Directions:
A faithful repeat of all the records, with no image kept, is the required answer.

** Data to process follows **

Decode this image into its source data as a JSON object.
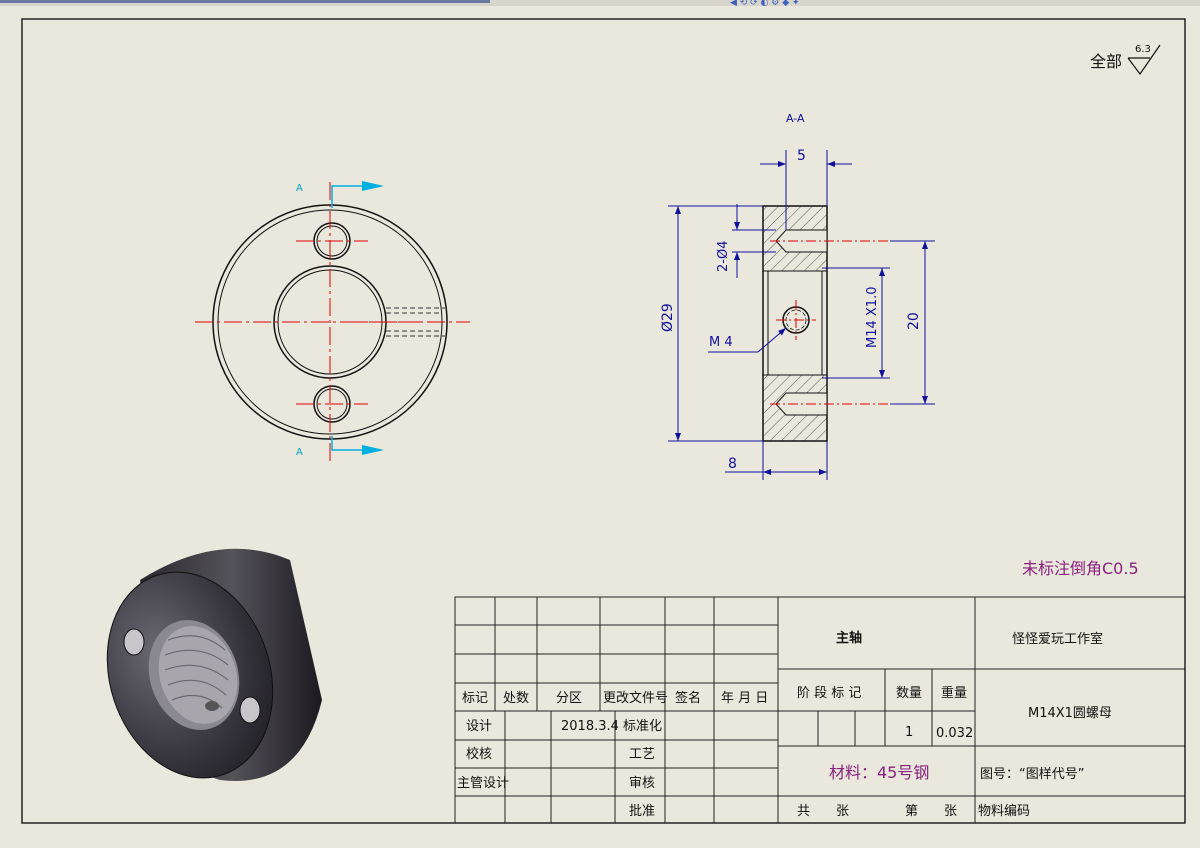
{
  "roughness": {
    "label": "全部",
    "value": "6.3"
  },
  "section": {
    "title": "A-A",
    "marker_top": "A",
    "marker_bottom": "A"
  },
  "dimensions": {
    "width_top": "5",
    "hole_spec": "2-Ø4",
    "outer_diameter": "Ø29",
    "tapped_hole": "M 4",
    "thread": "M14 X1.0",
    "bolt_spacing": "20",
    "width_bottom": "8"
  },
  "notes": {
    "chamfer": "未标注倒角C0.5"
  },
  "title_block": {
    "part_name": "主轴",
    "company": "怪怪爱玩工作室",
    "drawing_name": "M14X1圆螺母",
    "material": "材料：45号钢",
    "drawing_number": "图号：“图样代号”",
    "headers": {
      "mark": "标记",
      "count": "处数",
      "zone": "分区",
      "change_doc": "更改文件号",
      "signature": "签名",
      "date": "年 月 日"
    },
    "rows": {
      "design": "设计",
      "design_date": "2018.3.4",
      "standardize": "标准化",
      "check": "校核",
      "process": "工艺",
      "chief_design": "主管设计",
      "review": "审核",
      "approve": "批准"
    },
    "stage_label": "阶 段 标 记",
    "quantity_label": "数量",
    "weight_label": "重量",
    "quantity": "1",
    "weight": "0.032",
    "total_sheets": "共　　张",
    "sheet_no": "第　　张",
    "material_code": "物料编码"
  },
  "colors": {
    "dimension": "#1010a0",
    "centerline": "#e00000",
    "arrow": "#00b0e0",
    "note": "#8a2080"
  }
}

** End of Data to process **

Exercise answer:
Decode this image into its source data as a JSON object.
{
  "roughness": {
    "label": "全部",
    "value": "6.3"
  },
  "section": {
    "title": "A-A",
    "marker_top": "A",
    "marker_bottom": "A"
  },
  "dimensions": {
    "width_top": "5",
    "hole_spec": "2-Ø4",
    "outer_diameter": "Ø29",
    "tapped_hole": "M 4",
    "thread": "M14 X1.0",
    "bolt_spacing": "20",
    "width_bottom": "8"
  },
  "notes": {
    "chamfer": "未标注倒角C0.5"
  },
  "title_block": {
    "part_name": "主轴",
    "company": "怪怪爱玩工作室",
    "drawing_name": "M14X1圆螺母",
    "material": "材料：45号钢",
    "drawing_number": "图号：“图样代号”",
    "headers": {
      "mark": "标记",
      "count": "处数",
      "zone": "分区",
      "change_doc": "更改文件号",
      "signature": "签名",
      "date": "年 月 日"
    },
    "rows": {
      "design": "设计",
      "design_date": "2018.3.4",
      "standardize": "标准化",
      "check": "校核",
      "process": "工艺",
      "chief_design": "主管设计",
      "review": "审核",
      "approve": "批准"
    },
    "stage_label": "阶 段 标 记",
    "quantity_label": "数量",
    "weight_label": "重量",
    "quantity": "1",
    "weight": "0.032",
    "total_sheets": "共　　张",
    "sheet_no": "第　　张",
    "material_code": "物料编码"
  },
  "colors": {
    "dimension": "#1010a0",
    "centerline": "#e00000",
    "arrow": "#00b0e0",
    "note": "#8a2080"
  }
}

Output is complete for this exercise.